Trump legal action against publisher backfires, tell-all book gets early release
Henry Holt & Co, the publisher of Michael Wolff’s book ‘Fire and Fury: Inside the Trump White House,’ is allowing retailers to begin selling the book four days ahead of schedule citing “unprecedented demand,” a Henry Holt spokeswoman told CNN Thursday.
The decision to speed up the release came only hours after Trump’s lawyers sent a cease and desist letter to Wolff and his publisher, according to CNN.
On Thursday, Charles Harder, Trump’s lawyer, sent a letter to Wolff and Steve Rubin, the president of Henry Holt, demanding they “immediately cease and desist from any further publication, release or dissemination of the book,” as well as any excerpts or summaries of its content, according to a copy obtained by the Washington Post.
In the letter, Wolff and Rubin are accused of publishing “false” and “baseless” statements about Trump. Harder threatened to sue for “defamation by libel, defamation by libel per se, false light invasion of privacy, tortious interference with contractual relations, and inducement of breach of contract.”
Specifically, it alleges Wolff and Rubin of “reckless disregard for the truth,” which he says can be proven in a statement in the introduction that claims the book contains “untrue statements.” Harder also said the book does not cite any sources for several statements and many of the sources the book does cite have said they never spoke to Wolff.
Trump’s legal team is demanding Henry Holt immediately send them a copy of the full text so they can “fully assess all of the statements” made in the book.
Harder adds that any attempts to publish the book could result in “substantial monetary damages and punitive damages.”
The letter also states that Steve Bannon, former White House chief strategist, violated “several provisions” of an agreement he signed with the Trump organisation, which prohibits him from “communicating with any members of the print or electronic media about Mr. Trump, or any of his family members, or any of their businesses, or the campaign.”
On Wednesday, Trump’s lawyers also sent a cease and desist letter to Bannon, demanding that he refrain from making any “disparaging” comments about the president and his family.
“You [Bannon] have breached the Agreement by, among other things, communicating with author Michael Wolff about Mr. Trump, his family members, and the Company, disclosing Confidential Information to Mr. Wolff, and making disparaging statements and in some cases outright defamatory statements to Mr. Wolff about Mr. Trump, his family members, and the Company, knowing that they would be included in Mr. Wolff’s book and publicity surrounding the marketing and sale of his book,” Harder wrote to Bannon, according to ABC News.

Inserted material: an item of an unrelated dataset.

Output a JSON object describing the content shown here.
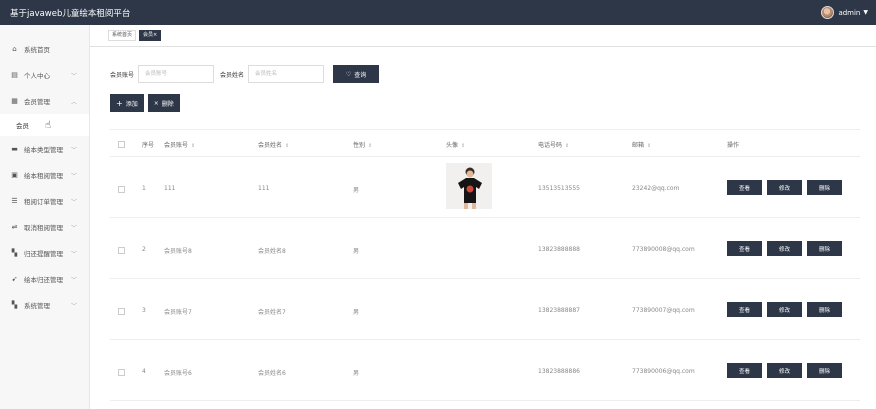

Excerpts of Wolff’s book were published by New York Magazine Wednesday in an article entitled “Donald Trump Didn’t Want to Be President.”
That day, the book quickly jumped to number one on Amazon's best-seller list, where it still remains due to thousands of pre-orders.
Terry Finley, chief executive of Books-A-Million Inc., the country’s second-largest bookstore chain, told the Wall Street Journal their bookstores experienced a “huge spike in demand” Wednesday.
“President Trump’s attack absolutely stirred interest,” Finley said.
On Thursday, Wolff announced the new release date on Twitter and thanked the president.
In his book, Wolff portrays the White House as divided and chaotic and quotes Bannon describing a 2016 meeting at Trump Tower between a Russian lawyer and Trump’s son and son-in-law as “treasonous.”
On Wednesday, Trump fired back with an official statement from the White House, attacking Bannon for leaking false information to the media in order to “make himself seem far more important that he was.”
At a White House press briefing Thursday, Press Secretary Sarah Huckabee Sanders said the book had “numerous mistakes” and called it a “complete fantasy.”
“This book is mistake, after mistake, after mistake,” Huckabee Sanders said.